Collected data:

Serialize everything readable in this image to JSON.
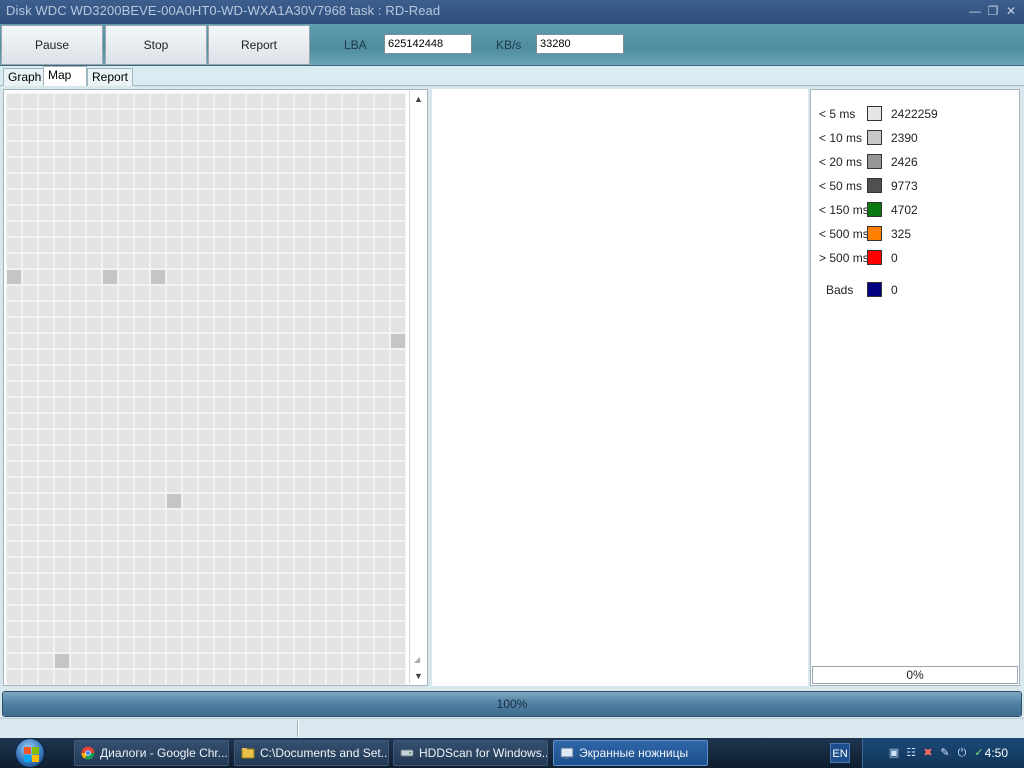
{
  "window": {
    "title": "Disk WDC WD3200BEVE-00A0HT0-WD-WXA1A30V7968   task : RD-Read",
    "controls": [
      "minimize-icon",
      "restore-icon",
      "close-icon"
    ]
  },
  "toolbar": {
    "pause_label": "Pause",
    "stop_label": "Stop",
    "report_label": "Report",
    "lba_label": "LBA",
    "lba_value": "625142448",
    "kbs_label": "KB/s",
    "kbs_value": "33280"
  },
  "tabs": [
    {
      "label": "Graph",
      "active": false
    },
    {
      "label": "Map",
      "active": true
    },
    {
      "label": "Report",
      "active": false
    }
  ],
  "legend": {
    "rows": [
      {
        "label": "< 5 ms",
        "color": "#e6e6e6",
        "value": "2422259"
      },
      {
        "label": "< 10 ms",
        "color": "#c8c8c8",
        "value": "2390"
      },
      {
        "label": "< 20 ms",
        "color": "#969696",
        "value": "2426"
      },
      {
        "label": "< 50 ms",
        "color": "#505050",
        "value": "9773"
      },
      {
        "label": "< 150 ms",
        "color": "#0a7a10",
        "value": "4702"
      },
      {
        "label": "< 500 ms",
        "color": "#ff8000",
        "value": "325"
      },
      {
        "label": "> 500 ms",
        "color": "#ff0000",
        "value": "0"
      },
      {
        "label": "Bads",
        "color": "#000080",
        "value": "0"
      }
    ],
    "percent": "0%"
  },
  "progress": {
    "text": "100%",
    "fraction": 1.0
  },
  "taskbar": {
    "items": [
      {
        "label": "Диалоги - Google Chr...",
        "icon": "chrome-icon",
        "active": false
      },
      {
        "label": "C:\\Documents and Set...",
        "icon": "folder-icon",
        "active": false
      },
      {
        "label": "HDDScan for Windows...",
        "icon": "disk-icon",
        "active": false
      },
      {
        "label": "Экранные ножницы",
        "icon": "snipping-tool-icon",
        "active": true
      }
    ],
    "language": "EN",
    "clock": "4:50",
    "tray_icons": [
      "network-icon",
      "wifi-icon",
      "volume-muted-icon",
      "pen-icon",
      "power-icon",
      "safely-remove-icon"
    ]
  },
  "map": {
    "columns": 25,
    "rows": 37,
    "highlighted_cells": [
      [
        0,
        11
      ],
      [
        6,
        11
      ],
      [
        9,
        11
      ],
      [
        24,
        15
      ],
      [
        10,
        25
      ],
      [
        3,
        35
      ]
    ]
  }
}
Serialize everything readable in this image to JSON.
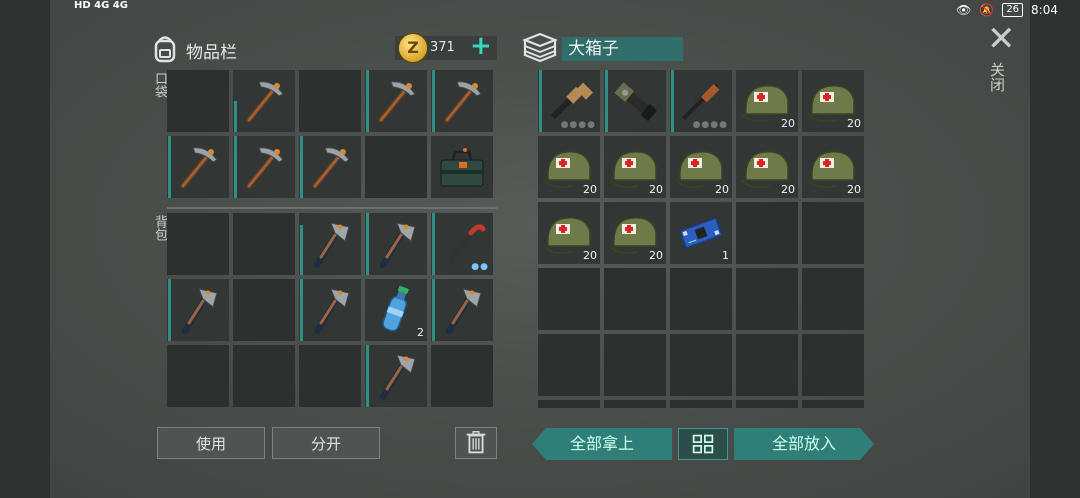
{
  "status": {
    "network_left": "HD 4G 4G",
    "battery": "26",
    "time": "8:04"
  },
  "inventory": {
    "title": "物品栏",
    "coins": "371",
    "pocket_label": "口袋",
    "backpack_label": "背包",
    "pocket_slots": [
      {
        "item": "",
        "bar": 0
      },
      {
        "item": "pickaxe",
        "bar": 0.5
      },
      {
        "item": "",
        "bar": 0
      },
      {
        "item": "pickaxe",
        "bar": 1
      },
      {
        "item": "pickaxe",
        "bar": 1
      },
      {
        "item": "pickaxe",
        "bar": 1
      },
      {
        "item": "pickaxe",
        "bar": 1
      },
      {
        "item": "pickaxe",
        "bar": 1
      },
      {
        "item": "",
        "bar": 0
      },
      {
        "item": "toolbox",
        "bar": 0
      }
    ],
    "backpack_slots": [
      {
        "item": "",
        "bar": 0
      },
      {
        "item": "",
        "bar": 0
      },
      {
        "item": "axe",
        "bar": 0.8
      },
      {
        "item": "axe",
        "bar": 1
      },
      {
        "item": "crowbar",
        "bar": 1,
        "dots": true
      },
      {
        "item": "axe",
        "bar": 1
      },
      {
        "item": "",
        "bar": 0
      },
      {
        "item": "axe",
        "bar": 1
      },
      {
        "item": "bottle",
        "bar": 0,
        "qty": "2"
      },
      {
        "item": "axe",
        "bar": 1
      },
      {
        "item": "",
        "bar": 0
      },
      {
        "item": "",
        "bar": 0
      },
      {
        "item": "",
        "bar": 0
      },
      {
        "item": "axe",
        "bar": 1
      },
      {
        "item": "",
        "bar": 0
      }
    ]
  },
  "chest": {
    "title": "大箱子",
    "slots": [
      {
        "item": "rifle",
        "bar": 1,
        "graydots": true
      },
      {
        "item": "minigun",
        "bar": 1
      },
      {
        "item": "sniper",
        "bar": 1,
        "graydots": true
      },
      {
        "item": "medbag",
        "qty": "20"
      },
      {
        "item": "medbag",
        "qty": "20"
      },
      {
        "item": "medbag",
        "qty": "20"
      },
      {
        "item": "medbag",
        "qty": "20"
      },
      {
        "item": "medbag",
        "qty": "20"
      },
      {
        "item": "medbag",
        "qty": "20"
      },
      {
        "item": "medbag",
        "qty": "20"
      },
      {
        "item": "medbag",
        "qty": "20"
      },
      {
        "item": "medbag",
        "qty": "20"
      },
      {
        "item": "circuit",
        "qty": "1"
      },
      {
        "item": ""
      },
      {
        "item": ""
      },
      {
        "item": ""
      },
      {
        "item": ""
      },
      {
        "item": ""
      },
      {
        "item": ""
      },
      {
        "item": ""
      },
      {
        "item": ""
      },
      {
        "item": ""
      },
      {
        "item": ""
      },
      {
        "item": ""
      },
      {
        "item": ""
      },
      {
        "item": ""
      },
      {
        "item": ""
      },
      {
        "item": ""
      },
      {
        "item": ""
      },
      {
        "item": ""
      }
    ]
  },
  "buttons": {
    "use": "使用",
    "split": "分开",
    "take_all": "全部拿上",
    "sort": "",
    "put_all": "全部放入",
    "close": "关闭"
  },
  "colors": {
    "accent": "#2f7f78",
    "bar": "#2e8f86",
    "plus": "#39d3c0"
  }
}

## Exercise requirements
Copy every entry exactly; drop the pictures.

## Output of the exercise
Serialize everything readable in this image to JSON.
{
  "window": {
    "title": "Disk WDC WD3200BEVE-00A0HT0-WD-WXA1A30V7968   task : RD-Read",
    "controls": [
      "minimize-icon",
      "restore-icon",
      "close-icon"
    ]
  },
  "toolbar": {
    "pause_label": "Pause",
    "stop_label": "Stop",
    "report_label": "Report",
    "lba_label": "LBA",
    "lba_value": "625142448",
    "kbs_label": "KB/s",
    "kbs_value": "33280"
  },
  "tabs": [
    {
      "label": "Graph",
      "active": false
    },
    {
      "label": "Map",
      "active": true
    },
    {
      "label": "Report",
      "active": false
    }
  ],
  "legend": {
    "rows": [
      {
        "label": "< 5 ms",
        "color": "#e6e6e6",
        "value": "2422259"
      },
      {
        "label": "< 10 ms",
        "color": "#c8c8c8",
        "value": "2390"
      },
      {
        "label": "< 20 ms",
        "color": "#969696",
        "value": "2426"
      },
      {
        "label": "< 50 ms",
        "color": "#505050",
        "value": "9773"
      },
      {
        "label": "< 150 ms",
        "color": "#0a7a10",
        "value": "4702"
      },
      {
        "label": "< 500 ms",
        "color": "#ff8000",
        "value": "325"
      },
      {
        "label": "> 500 ms",
        "color": "#ff0000",
        "value": "0"
      },
      {
        "label": "Bads",
        "color": "#000080",
        "value": "0"
      }
    ],
    "percent": "0%"
  },
  "progress": {
    "text": "100%",
    "fraction": 1.0
  },
  "taskbar": {
    "items": [
      {
        "label": "Диалоги - Google Chr...",
        "icon": "chrome-icon",
        "active": false
      },
      {
        "label": "C:\\Documents and Set...",
        "icon": "folder-icon",
        "active": false
      },
      {
        "label": "HDDScan for Windows...",
        "icon": "disk-icon",
        "active": false
      },
      {
        "label": "Экранные ножницы",
        "icon": "snipping-tool-icon",
        "active": true
      }
    ],
    "language": "EN",
    "clock": "4:50",
    "tray_icons": [
      "network-icon",
      "wifi-icon",
      "volume-muted-icon",
      "pen-icon",
      "power-icon",
      "safely-remove-icon"
    ]
  },
  "map": {
    "columns": 25,
    "rows": 37,
    "highlighted_cells": [
      [
        0,
        11
      ],
      [
        6,
        11
      ],
      [
        9,
        11
      ],
      [
        24,
        15
      ],
      [
        10,
        25
      ],
      [
        3,
        35
      ]
    ]
  }
}
Serialize everything readable in this image to JSON.
{
  "status": {
    "network_left": "HD 4G 4G",
    "battery": "26",
    "time": "8:04"
  },
  "inventory": {
    "title": "物品栏",
    "coins": "371",
    "pocket_label": "口袋",
    "backpack_label": "背包",
    "pocket_slots": [
      {
        "item": "",
        "bar": 0
      },
      {
        "item": "pickaxe",
        "bar": 0.5
      },
      {
        "item": "",
        "bar": 0
      },
      {
        "item": "pickaxe",
        "bar": 1
      },
      {
        "item": "pickaxe",
        "bar": 1
      },
      {
        "item": "pickaxe",
        "bar": 1
      },
      {
        "item": "pickaxe",
        "bar": 1
      },
      {
        "item": "pickaxe",
        "bar": 1
      },
      {
        "item": "",
        "bar": 0
      },
      {
        "item": "toolbox",
        "bar": 0
      }
    ],
    "backpack_slots": [
      {
        "item": "",
        "bar": 0
      },
      {
        "item": "",
        "bar": 0
      },
      {
        "item": "axe",
        "bar": 0.8
      },
      {
        "item": "axe",
        "bar": 1
      },
      {
        "item": "crowbar",
        "bar": 1,
        "dots": true
      },
      {
        "item": "axe",
        "bar": 1
      },
      {
        "item": "",
        "bar": 0
      },
      {
        "item": "axe",
        "bar": 1
      },
      {
        "item": "bottle",
        "bar": 0,
        "qty": "2"
      },
      {
        "item": "axe",
        "bar": 1
      },
      {
        "item": "",
        "bar": 0
      },
      {
        "item": "",
        "bar": 0
      },
      {
        "item": "",
        "bar": 0
      },
      {
        "item": "axe",
        "bar": 1
      },
      {
        "item": "",
        "bar": 0
      }
    ]
  },
  "chest": {
    "title": "大箱子",
    "slots": [
      {
        "item": "rifle",
        "bar": 1,
        "graydots": true
      },
      {
        "item": "minigun",
        "bar": 1
      },
      {
        "item": "sniper",
        "bar": 1,
        "graydots": true
      },
      {
        "item": "medbag",
        "qty": "20"
      },
      {
        "item": "medbag",
        "qty": "20"
      },
      {
        "item": "medbag",
        "qty": "20"
      },
      {
        "item": "medbag",
        "qty": "20"
      },
      {
        "item": "medbag",
        "qty": "20"
      },
      {
        "item": "medbag",
        "qty": "20"
      },
      {
        "item": "medbag",
        "qty": "20"
      },
      {
        "item": "medbag",
        "qty": "20"
      },
      {
        "item": "medbag",
        "qty": "20"
      },
      {
        "item": "circuit",
        "qty": "1"
      },
      {
        "item": ""
      },
      {
        "item": ""
      },
      {
        "item": ""
      },
      {
        "item": ""
      },
      {
        "item": ""
      },
      {
        "item": ""
      },
      {
        "item": ""
      },
      {
        "item": ""
      },
      {
        "item": ""
      },
      {
        "item": ""
      },
      {
        "item": ""
      },
      {
        "item": ""
      },
      {
        "item": ""
      },
      {
        "item": ""
      },
      {
        "item": ""
      },
      {
        "item": ""
      },
      {
        "item": ""
      }
    ]
  },
  "buttons": {
    "use": "使用",
    "split": "分开",
    "take_all": "全部拿上",
    "sort": "",
    "put_all": "全部放入",
    "close": "关闭"
  },
  "colors": {
    "accent": "#2f7f78",
    "bar": "#2e8f86",
    "plus": "#39d3c0"
  }
}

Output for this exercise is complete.